He’s had his share of torment, battled with alcohol, drugs and depression, yet there’s something gentle and disarmingly honest about snooker ace Ronnie O’Sullivan.

After writing about his turbulent times in his previous two autobiographies, the man who won five world snooker championship titles at Sheffield’s Crucible Theatre is now revealing more of his own life, this time through his first novel, Framed.

It’s a gritty thriller set in 1990s gangland London, in which the hero, young snooker club owner Frankie James, enters a sordid world of ruthless mobsters and twisted killers, to find out who has framed his brother for murder. “Frankie is basically me, having to do things out of loyalty for his father and brother. He doesn’t want to be in that world, but he hasn’t really got a choice.

“I spent a lot of time going back to haunts in Soho where I grew up, and picked through my autobiographies. I wanted Frankie to come across stuff in the novel that I couldn’t put in the autobiographies. It was a chance to show the other side of what was going on in my life at the time.”

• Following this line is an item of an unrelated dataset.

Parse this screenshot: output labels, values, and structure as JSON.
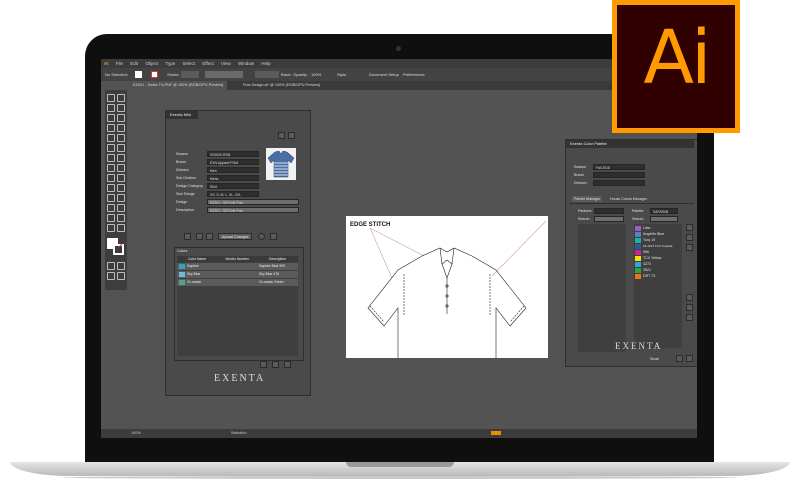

In the book, Frankie has a father in prison, something which O’Sullivan was able to draw on from his own experiences. When he was 16, his father Ronnie Snr was jailed for life for the murder of Bruce Bryan, a driver to the gangster Charlie Kray, in a nightclub in Chelsea. He served 18 years of his sentence before being released in 2010.

O’Sullivan’s Sicilian mother Maria also spent time in jail for tax evasion, leaving him to look after his little sister Danielle. He says his father’s imprisonment had a ‘massive’ effect on his life.

“When he went away, I lost my way a bit, got involved with the wrong crowd and the wrong people and was quite easily led. I didn’t know what to do apart from block my mind from it through drinking, which is what Frankie has done in the book.”

After years of depression and spells in addiction clinics, O’Sullivan tries to follow more positive pursuits. These days he says he has an occasional drink and he runs, currently covering around 25 miles a week.

“A lot of the things I do are solitary,” he says. “Like snooker and running and now writing. It suits my personality.”

He lives quietly with his fiancee, actress Laila Rouass in Chigwell, Essex, with her nine-year-old daughter Inez. He also sees his two children Ronnie Jr and Lily, from a previous relationship with his ex, Jo Langley, and has hopes of a closer relationship with his eldest daughter, Taylor-Ann, from a previous relationship, now 20. Family loyalty has been a major force in his entire life, he agrees, and while his novel is set in a violent criminal underworld, it also emphasises the loyalty involved within close-knit families, no matter what. He’s hoping his debut novel will lead to further books and possibly even a TV adaptation. And could he be snooker world champion again? “The honest answer is probably no, but I wouldn’t count it out,” he says.

Framed by Ronnie O’Sullivan is published in hardback by Orion, priced £16.99.